One of my favourite things about working for this company is the interaction I get to have with all of you, the end users, the developers, the IT professionals, the knowledge workers and so forth.  In fact, over the least two or three years, I've been working hard to make that more part of my daily life here as a tester on Visual Web Developer.  But, being a tester, I have a primary task, and interacting with the community wasn't it.  And trust me, I tried as hard as I could to make it my primary task.

But, a few weeks ago, Brian Goldfarb, a Lead Product Manager for Developer Marketing sent me a link to a job he had open, the Product Manager for Internet Explorer.  After reading through the job description, I knew it was something that I wanted to do.  It's a career that lets me interact with the developer community on a much more regular basis, and find ways to make IE better, enable our developers to have richer development experience.

Brian recruited Keith Smith, our former test manager to come work for him last October as the Product Manager for Visual Web Developer, so making this role change wasn't something that is unheard of.  I used it as a great opportunity to talk to Keith, Brian, and several of Brian's other direct reports.   After learning more about the role and getting a good introduction to Internet Explorer, I decided to take the plunge and formally ask for permission.  I felt kind of bad doing it, as our new test manager, the guy who replaced Keith, had just started.  In fact, I asked for permission to interview on his first day on the job! 

And that brings us to today.  I'm closing down on my test responsibilities and getting ready to leave the team.  It's something that is bitter sweet.  I've enjoyed working with a group of extremely smart people.  Each one of them has something great to offer, and is fun to work with.  I'm going to miss those guys.  Tomorrow is my last day on the team, though we "celebrated" (is that the right word?) that last Friday with a small party out in one of the sports fields. 

SideStory: Right before I cut the cake, Vinay (our test manager) and Brad (one of the dev managers) decided it would be fun to spray me with some champagne.  The last time I had a champagne fight was just after we shipped VS2002, so it was over due.  Thankfully, they didn’t get me too bad, and it was a warm day, so it dried pretty quickly.  I set about cutting the cake, a really nice chocolate cake (anybody see where this is going).   I cut the first piece, put it on a plate, turned around and ran at Vinay, covering his face with a piece of chocolate cake.  Revenge is sweet (mmmmm, chocolate icing)!

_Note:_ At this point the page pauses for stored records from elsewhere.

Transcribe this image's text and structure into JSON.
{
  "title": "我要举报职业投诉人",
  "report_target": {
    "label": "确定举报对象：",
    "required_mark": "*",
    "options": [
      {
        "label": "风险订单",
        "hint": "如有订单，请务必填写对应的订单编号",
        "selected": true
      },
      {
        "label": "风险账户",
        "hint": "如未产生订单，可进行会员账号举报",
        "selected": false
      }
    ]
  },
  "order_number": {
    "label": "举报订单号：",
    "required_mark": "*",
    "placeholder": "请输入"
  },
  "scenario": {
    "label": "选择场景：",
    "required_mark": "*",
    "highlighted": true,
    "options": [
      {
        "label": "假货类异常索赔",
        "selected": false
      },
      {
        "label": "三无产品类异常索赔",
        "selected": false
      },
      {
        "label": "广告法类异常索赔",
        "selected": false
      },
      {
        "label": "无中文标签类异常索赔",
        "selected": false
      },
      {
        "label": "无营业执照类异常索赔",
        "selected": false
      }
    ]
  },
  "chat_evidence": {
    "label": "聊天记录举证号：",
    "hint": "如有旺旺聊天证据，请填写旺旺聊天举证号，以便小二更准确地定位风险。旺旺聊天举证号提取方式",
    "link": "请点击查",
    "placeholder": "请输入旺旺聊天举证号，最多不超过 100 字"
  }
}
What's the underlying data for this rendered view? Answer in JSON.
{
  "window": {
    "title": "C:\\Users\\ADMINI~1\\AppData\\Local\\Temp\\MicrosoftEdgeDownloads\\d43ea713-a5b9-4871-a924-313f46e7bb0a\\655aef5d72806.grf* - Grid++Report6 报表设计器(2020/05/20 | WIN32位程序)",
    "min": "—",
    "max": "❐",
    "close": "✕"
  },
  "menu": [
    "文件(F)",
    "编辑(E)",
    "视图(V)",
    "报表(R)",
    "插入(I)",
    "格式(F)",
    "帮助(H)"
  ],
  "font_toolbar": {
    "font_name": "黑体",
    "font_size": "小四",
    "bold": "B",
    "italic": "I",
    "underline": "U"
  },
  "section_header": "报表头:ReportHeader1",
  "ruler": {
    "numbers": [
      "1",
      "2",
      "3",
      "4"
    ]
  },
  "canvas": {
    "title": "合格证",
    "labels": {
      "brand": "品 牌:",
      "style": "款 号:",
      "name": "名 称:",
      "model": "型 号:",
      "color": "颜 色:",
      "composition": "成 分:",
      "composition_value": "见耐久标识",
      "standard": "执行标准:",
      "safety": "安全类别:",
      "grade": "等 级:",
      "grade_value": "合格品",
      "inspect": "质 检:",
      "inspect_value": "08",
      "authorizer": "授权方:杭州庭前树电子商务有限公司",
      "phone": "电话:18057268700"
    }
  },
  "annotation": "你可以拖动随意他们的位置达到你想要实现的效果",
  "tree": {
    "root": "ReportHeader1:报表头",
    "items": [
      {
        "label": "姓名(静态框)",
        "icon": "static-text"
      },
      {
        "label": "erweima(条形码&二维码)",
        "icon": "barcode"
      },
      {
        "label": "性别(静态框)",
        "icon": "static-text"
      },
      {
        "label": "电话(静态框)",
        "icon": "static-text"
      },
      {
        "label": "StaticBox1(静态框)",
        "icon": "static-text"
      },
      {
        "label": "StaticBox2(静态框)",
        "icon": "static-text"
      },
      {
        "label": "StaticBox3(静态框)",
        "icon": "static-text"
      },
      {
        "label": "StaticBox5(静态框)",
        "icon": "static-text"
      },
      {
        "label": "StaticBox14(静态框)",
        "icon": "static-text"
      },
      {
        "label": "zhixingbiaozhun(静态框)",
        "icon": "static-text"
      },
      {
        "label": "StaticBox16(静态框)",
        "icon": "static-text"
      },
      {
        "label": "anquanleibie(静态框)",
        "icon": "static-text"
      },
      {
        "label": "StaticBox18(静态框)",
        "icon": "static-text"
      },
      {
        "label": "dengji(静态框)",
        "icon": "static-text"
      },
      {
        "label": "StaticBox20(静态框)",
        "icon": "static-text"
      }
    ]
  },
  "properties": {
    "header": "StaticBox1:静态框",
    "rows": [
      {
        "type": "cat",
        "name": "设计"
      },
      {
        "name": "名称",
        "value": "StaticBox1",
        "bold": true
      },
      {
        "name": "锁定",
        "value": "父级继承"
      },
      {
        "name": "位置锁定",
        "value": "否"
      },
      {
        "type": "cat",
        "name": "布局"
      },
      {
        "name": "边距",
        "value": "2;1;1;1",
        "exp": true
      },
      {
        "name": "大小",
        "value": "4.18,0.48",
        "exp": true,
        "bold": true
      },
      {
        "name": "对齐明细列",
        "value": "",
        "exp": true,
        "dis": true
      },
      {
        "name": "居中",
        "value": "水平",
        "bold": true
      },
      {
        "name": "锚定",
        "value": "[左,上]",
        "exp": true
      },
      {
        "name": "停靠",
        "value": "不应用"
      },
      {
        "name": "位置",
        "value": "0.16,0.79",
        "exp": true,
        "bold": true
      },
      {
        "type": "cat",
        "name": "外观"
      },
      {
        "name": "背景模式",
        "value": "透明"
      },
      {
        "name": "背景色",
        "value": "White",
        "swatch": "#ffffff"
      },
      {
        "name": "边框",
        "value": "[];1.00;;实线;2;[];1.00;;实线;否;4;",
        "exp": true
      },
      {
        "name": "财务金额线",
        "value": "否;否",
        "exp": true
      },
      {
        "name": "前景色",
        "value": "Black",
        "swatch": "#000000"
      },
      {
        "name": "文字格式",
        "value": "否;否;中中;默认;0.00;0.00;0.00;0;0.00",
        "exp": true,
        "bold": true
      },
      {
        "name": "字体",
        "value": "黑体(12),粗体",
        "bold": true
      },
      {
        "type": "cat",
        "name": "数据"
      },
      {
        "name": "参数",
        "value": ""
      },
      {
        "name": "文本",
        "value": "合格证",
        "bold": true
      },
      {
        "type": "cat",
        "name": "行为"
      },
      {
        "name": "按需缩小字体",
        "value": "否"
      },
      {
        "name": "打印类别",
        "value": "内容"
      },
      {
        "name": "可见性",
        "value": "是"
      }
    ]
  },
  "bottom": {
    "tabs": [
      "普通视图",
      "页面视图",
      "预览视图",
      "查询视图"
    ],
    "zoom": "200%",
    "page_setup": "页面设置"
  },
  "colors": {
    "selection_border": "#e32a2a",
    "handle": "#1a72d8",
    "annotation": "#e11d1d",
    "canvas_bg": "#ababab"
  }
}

What isn't going to change is you, the community I'm going to be dealing with is very similar, it's the web designers, the add-in developers and other web developers.  So stick around, the content on my blog likely won't change much, I'm still going to be dealing with HTML, CSS, but now I'll likely be adding more Jscript, and even some plug in stuff.  I'd love to hear from you want you want to know about!  What's missing in the documentation, what bugs didn't we fix in IE7 that you want fixed in future versions, and so forth.

If you've not checked out IE7 yet, I also encourage you to do that!  It's been a while, but we're finally bringing the browser into the 21st century!  Another great place to get some more info is the IE blog!  They've done some great work there to spread the info about their team, and all the great stuff they're working on!